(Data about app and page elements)
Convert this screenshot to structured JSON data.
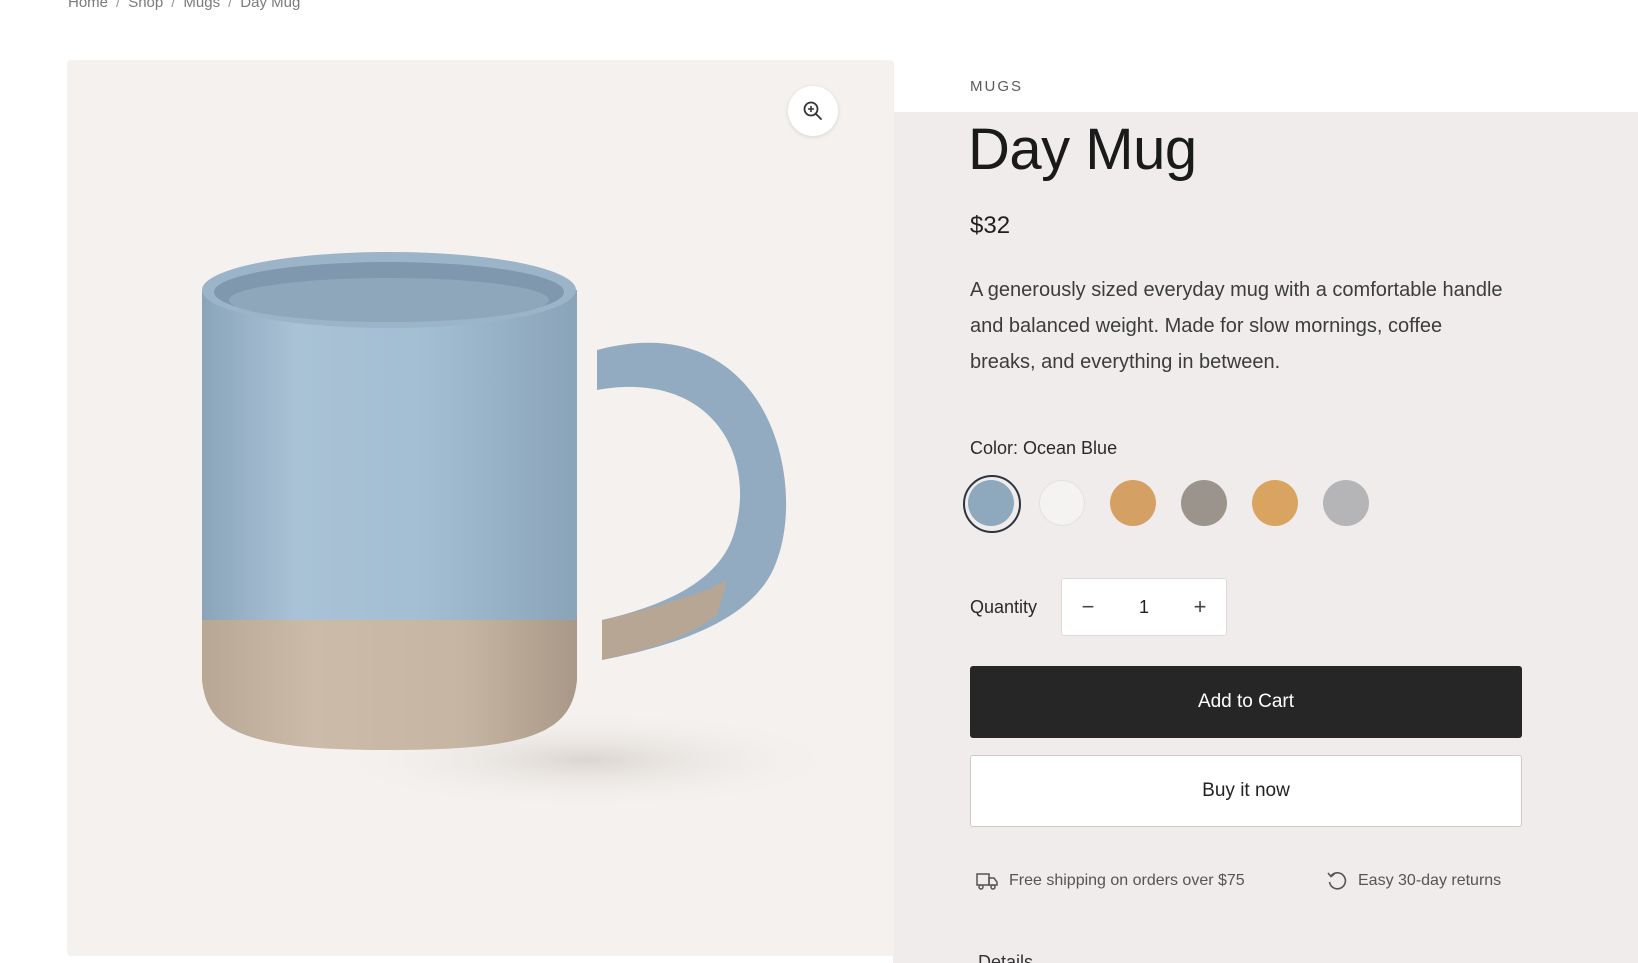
{
  "breadcrumb": {
    "items": [
      "Home",
      "Shop",
      "Mugs",
      "Day Mug"
    ],
    "separator": "/"
  },
  "product": {
    "category": "MUGS",
    "title": "Day Mug",
    "price": "$32",
    "description": "A generously sized everyday mug with a comfortable handle and balanced weight. Made for slow mornings, coffee breaks, and everything in between.",
    "color_label": "Color: Ocean Blue",
    "swatches": [
      {
        "name": "Ocean Blue",
        "color": "#8ea8bd",
        "selected": true
      },
      {
        "name": "White",
        "color": "#f5f3f1",
        "selected": false
      },
      {
        "name": "Ochre",
        "color": "#d4a064",
        "selected": false
      },
      {
        "name": "Stone",
        "color": "#9b948c",
        "selected": false
      },
      {
        "name": "Amber",
        "color": "#d9a45f",
        "selected": false
      },
      {
        "name": "Grey",
        "color": "#b5b5b8",
        "selected": false
      }
    ]
  },
  "quantity": {
    "label": "Quantity",
    "value": "1",
    "decrement": "−",
    "increment": "+"
  },
  "actions": {
    "add_to_cart": "Add to Cart",
    "buy_now": "Buy it now"
  },
  "perks": {
    "shipping": "Free shipping on orders over $75",
    "returns": "Easy 30-day returns"
  },
  "details_peek": "Details",
  "icons": {
    "zoom": "zoom-in-icon",
    "shipping": "truck-icon",
    "returns": "refresh-icon"
  },
  "colors": {
    "accent_button": "#262626",
    "panel_bg": "#efeceb",
    "image_bg": "#f4f1ef"
  }
}
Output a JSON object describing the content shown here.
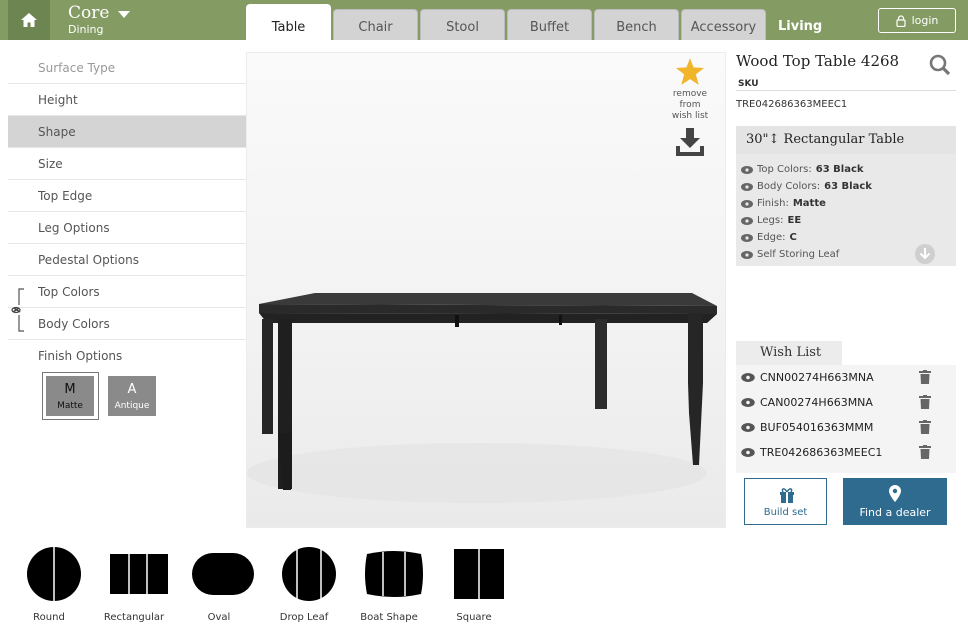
{
  "header": {
    "brand_title": "Core",
    "brand_sub": "Dining",
    "tabs": [
      {
        "label": "Table",
        "active": true
      },
      {
        "label": "Chair",
        "active": false
      },
      {
        "label": "Stool",
        "active": false
      },
      {
        "label": "Buffet",
        "active": false
      },
      {
        "label": "Bench",
        "active": false
      },
      {
        "label": "Accessory",
        "active": false
      }
    ],
    "living_label": "Living",
    "login_label": "login",
    "accent_color": "#849c63"
  },
  "sidebar": {
    "items": [
      {
        "label": "Surface Type",
        "state": "muted"
      },
      {
        "label": "Height",
        "state": "normal"
      },
      {
        "label": "Shape",
        "state": "selected"
      },
      {
        "label": "Size",
        "state": "normal"
      },
      {
        "label": "Top Edge",
        "state": "normal"
      },
      {
        "label": "Leg Options",
        "state": "normal"
      },
      {
        "label": "Pedestal Options",
        "state": "normal"
      },
      {
        "label": "Top Colors",
        "state": "normal"
      },
      {
        "label": "Body Colors",
        "state": "normal"
      },
      {
        "label": "Finish Options",
        "state": "normal"
      }
    ],
    "finish_options": [
      {
        "letter": "M",
        "label": "Matte",
        "selected": true
      },
      {
        "letter": "A",
        "label": "Antique",
        "selected": false
      }
    ]
  },
  "viewer": {
    "wishlist_action": "remove from wish list"
  },
  "product": {
    "title": "Wood Top Table 4268",
    "sku_label": "SKU",
    "sku": "TRE042686363MEEC1",
    "config_title": "30\"↕ Rectangular Table",
    "attributes": [
      {
        "label": "Top Colors: ",
        "value": "63 Black"
      },
      {
        "label": "Body Colors: ",
        "value": "63 Black"
      },
      {
        "label": "Finish: ",
        "value": "Matte"
      },
      {
        "label": "Legs: ",
        "value": "EE"
      },
      {
        "label": "Edge: ",
        "value": "C"
      },
      {
        "label": "Self Storing Leaf",
        "value": ""
      }
    ]
  },
  "wishlist": {
    "title": "Wish List",
    "items": [
      "CNN00274H663MNA",
      "CAN00274H663MNA",
      "BUF054016363MMM",
      "TRE042686363MEEC1"
    ]
  },
  "actions": {
    "build_label": "Build set",
    "dealer_label": "Find a dealer",
    "primary_color": "#2e6b8f"
  },
  "shapes": [
    {
      "label": "Round",
      "icon": "round-table-icon"
    },
    {
      "label": "Rectangular",
      "icon": "rectangular-table-icon"
    },
    {
      "label": "Oval",
      "icon": "oval-table-icon"
    },
    {
      "label": "Drop Leaf",
      "icon": "drop-leaf-table-icon"
    },
    {
      "label": "Boat Shape",
      "icon": "boat-shape-table-icon"
    },
    {
      "label": "Square",
      "icon": "square-table-icon"
    }
  ]
}
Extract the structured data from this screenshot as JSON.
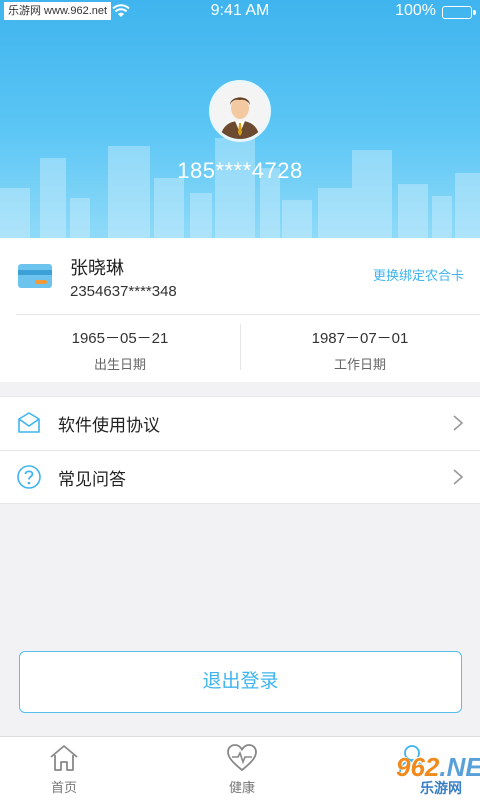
{
  "status_bar": {
    "carrier": "乐游网 www.962.net",
    "time": "9:41 AM",
    "battery": "100%"
  },
  "header": {
    "phone": "185****4728"
  },
  "profile": {
    "name": "张晓琳",
    "card_number": "2354637****348",
    "change_card_link": "更换绑定农合卡",
    "birth_date": "1965－05－21",
    "birth_label": "出生日期",
    "work_date": "1987－07－01",
    "work_label": "工作日期"
  },
  "menu": {
    "items": [
      {
        "label": "软件使用协议",
        "icon": "agreement-icon"
      },
      {
        "label": "常见问答",
        "icon": "question-icon"
      }
    ]
  },
  "logout_label": "退出登录",
  "tabbar": {
    "tabs": [
      {
        "label": "首页",
        "icon": "home-icon"
      },
      {
        "label": "健康",
        "icon": "health-icon"
      },
      {
        "label": "",
        "icon": "profile-icon"
      }
    ]
  },
  "watermark": {
    "number": "962",
    "suffix": ".NET",
    "text": "乐游网"
  },
  "colors": {
    "accent": "#3fb4ee",
    "background": "#f2f2f4"
  }
}
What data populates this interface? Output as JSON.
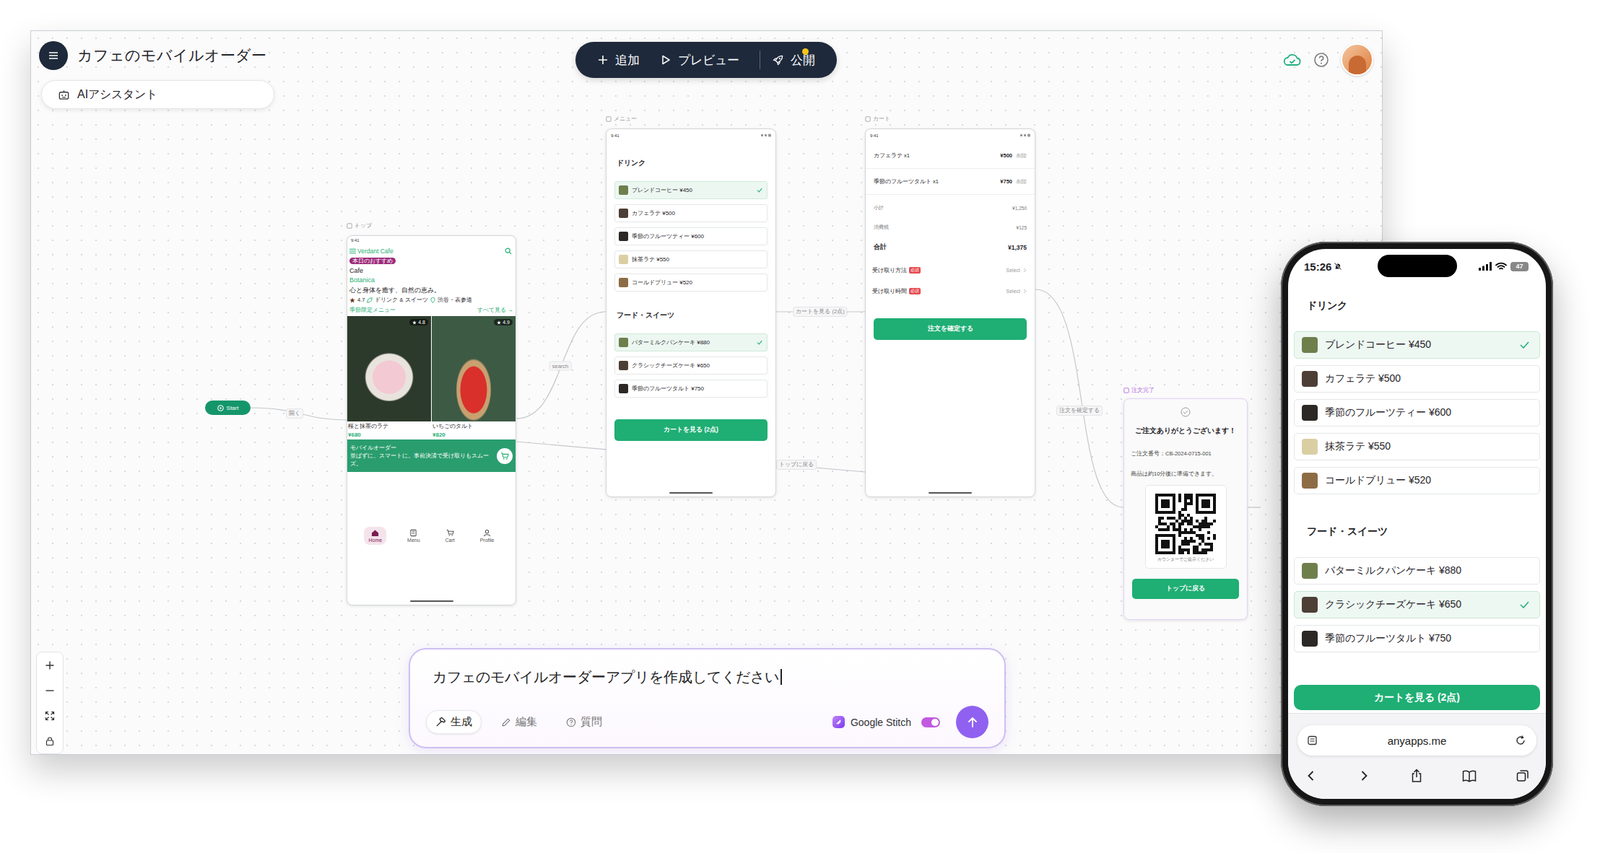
{
  "app": {
    "title": "カフェのモバイルオーダー",
    "ai_assistant": "AIアシスタント",
    "synced": true
  },
  "toolbar": [
    {
      "label": "追加",
      "kind": "add",
      "notification": false
    },
    {
      "label": "プレビュー",
      "kind": "preview",
      "notification": false
    },
    {
      "label": "公開",
      "kind": "publish",
      "notification": true
    }
  ],
  "canvas": {
    "start": "Start",
    "edges": [
      {
        "label": "開く"
      },
      {
        "label": "search"
      },
      {
        "label": "カートを見る (2点)"
      },
      {
        "label": "トップに戻る"
      },
      {
        "label": "注文を確定する"
      }
    ],
    "top": {
      "frame_label": "トップ",
      "selected": false,
      "time": "9:41",
      "brand": "Verdant Cafe",
      "badge": "本日のおすすめ",
      "title_lines": [
        "Cafe",
        "Botanica"
      ],
      "tagline": "心と身体を癒す、自然の恵み。",
      "rating": "4.7",
      "category": "ドリンク & スイーツ",
      "location": "渋谷・表参道",
      "section": "季節限定メニュー",
      "see_all": "すべて見る →",
      "cards": [
        {
          "name": "桜と抹茶のラテ",
          "price": "¥680",
          "rating": "4.8"
        },
        {
          "name": "いちごのタルト",
          "price": "¥820",
          "rating": "4.9"
        }
      ],
      "banner": {
        "title": "モバイルオーダー",
        "text": "並ばずに、スマートに。事前決済で受け取りもスムーズ。"
      },
      "nav": [
        {
          "label": "Home",
          "kind": "home",
          "selected": true
        },
        {
          "label": "Menu",
          "kind": "menu",
          "selected": false
        },
        {
          "label": "Cart",
          "kind": "cart",
          "selected": false
        },
        {
          "label": "Profile",
          "kind": "profile",
          "selected": false
        }
      ]
    },
    "menu": {
      "frame_label": "メニュー",
      "selected": false,
      "time": "9:41",
      "sections": [
        {
          "title": "ドリンク",
          "items": [
            {
              "label": "ブレンドコーヒー ¥450",
              "selected": true
            },
            {
              "label": "カフェラテ ¥500",
              "selected": false
            },
            {
              "label": "季節のフルーツティー ¥600",
              "selected": false
            },
            {
              "label": "抹茶ラテ ¥550",
              "selected": false
            },
            {
              "label": "コールドブリュー ¥520",
              "selected": false
            }
          ]
        },
        {
          "title": "フード・スイーツ",
          "items": [
            {
              "label": "バターミルクパンケーキ ¥880",
              "selected": true
            },
            {
              "label": "クラシックチーズケーキ ¥650",
              "selected": false
            },
            {
              "label": "季節のフルーツタルト ¥750",
              "selected": false
            }
          ]
        }
      ],
      "button": "カートを見る (2点)"
    },
    "cart": {
      "frame_label": "カート",
      "selected": false,
      "time": "9:41",
      "items": [
        {
          "name": "カフェラテ x1",
          "price": "¥500",
          "remove": "削除"
        },
        {
          "name": "季節のフルーツタルト x1",
          "price": "¥750",
          "remove": "削除"
        }
      ],
      "summary": [
        {
          "label": "小計",
          "value": "¥1,250",
          "total": false
        },
        {
          "label": "消費税",
          "value": "¥125",
          "total": false
        },
        {
          "label": "合計",
          "value": "¥1,375",
          "total": true
        }
      ],
      "options": [
        {
          "label": "受け取り方法",
          "required": "必須",
          "value": "Select"
        },
        {
          "label": "受け取り時間",
          "required": "必須",
          "value": "Select"
        }
      ],
      "button": "注文を確定する"
    },
    "complete": {
      "frame_label": "注文完了",
      "selected": true,
      "title": "ご注文ありがとうございます！",
      "order_number": "ご注文番号：CB-2024-0715-001",
      "note": "商品は約10分後に準備できます。",
      "qr_caption": "カウンターでご提示ください",
      "button": "トップに戻る"
    }
  },
  "prompt": {
    "text": "カフェのモバイルオーダーアプリを作成してください",
    "modes": [
      {
        "label": "生成",
        "kind": "generate",
        "selected": true
      },
      {
        "label": "編集",
        "kind": "edit",
        "selected": false
      },
      {
        "label": "質問",
        "kind": "ask",
        "selected": false
      }
    ],
    "stitch": {
      "label": "Google Stitch",
      "on": true
    }
  },
  "phone": {
    "time": "15:26",
    "silent": true,
    "battery": "47",
    "sections": [
      {
        "title": "ドリンク",
        "items": [
          {
            "label": "ブレンドコーヒー ¥450",
            "selected": true
          },
          {
            "label": "カフェラテ ¥500",
            "selected": false
          },
          {
            "label": "季節のフルーツティー ¥600",
            "selected": false
          },
          {
            "label": "抹茶ラテ ¥550",
            "selected": false
          },
          {
            "label": "コールドブリュー ¥520",
            "selected": false
          }
        ]
      },
      {
        "title": "フード・スイーツ",
        "items": [
          {
            "label": "バターミルクパンケーキ ¥880",
            "selected": false
          },
          {
            "label": "クラシックチーズケーキ ¥650",
            "selected": true
          },
          {
            "label": "季節のフルーツタルト ¥750",
            "selected": false
          }
        ]
      }
    ],
    "button": "カートを見る (2点)",
    "url": "anyapps.me"
  }
}
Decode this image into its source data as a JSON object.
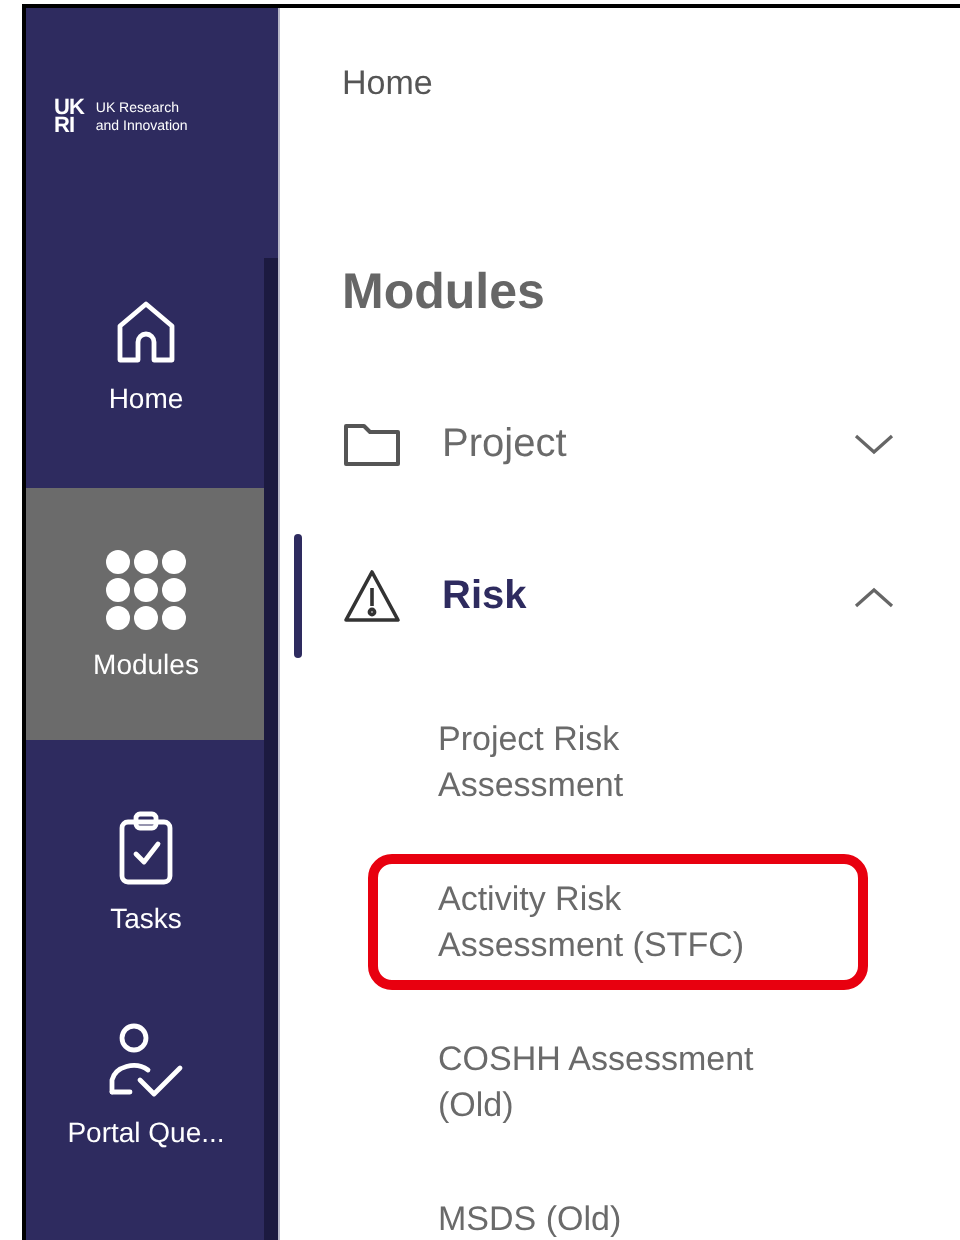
{
  "logo": {
    "mark_lines": [
      "UK",
      "RI"
    ],
    "name_lines": [
      "UK Research",
      "and Innovation"
    ]
  },
  "sidebar": {
    "items": [
      {
        "label": "Home",
        "kind": "home",
        "selected": false
      },
      {
        "label": "Modules",
        "kind": "grid",
        "selected": true
      },
      {
        "label": "Tasks",
        "kind": "clipboard",
        "selected": false
      },
      {
        "label": "Portal Que...",
        "kind": "user-check",
        "selected": false
      }
    ]
  },
  "breadcrumb": "Home",
  "heading": "Modules",
  "modules": [
    {
      "label": "Project",
      "kind": "folder",
      "expanded": false,
      "selected": false
    },
    {
      "label": "Risk",
      "kind": "warning",
      "expanded": true,
      "selected": true,
      "children": [
        {
          "label": "Project Risk Assessment",
          "highlighted": false
        },
        {
          "label": "Activity Risk Assessment (STFC)",
          "highlighted": true
        },
        {
          "label": "COSHH Assessment (Old)",
          "highlighted": false
        },
        {
          "label": "MSDS (Old)",
          "highlighted": false
        }
      ]
    }
  ]
}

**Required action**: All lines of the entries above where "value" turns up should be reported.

**Response for this exercise**:
    "value": "1",
        "value": "63 Black"
        "value": "63 Black"
        "value": "Matte"
        "value": "EE"
        "value": "C"
        "value": ""
          "value": "¥1,250",
          "value": "¥125",
          "value": "¥1,375",
          "value": "Select"
          "value": "Select"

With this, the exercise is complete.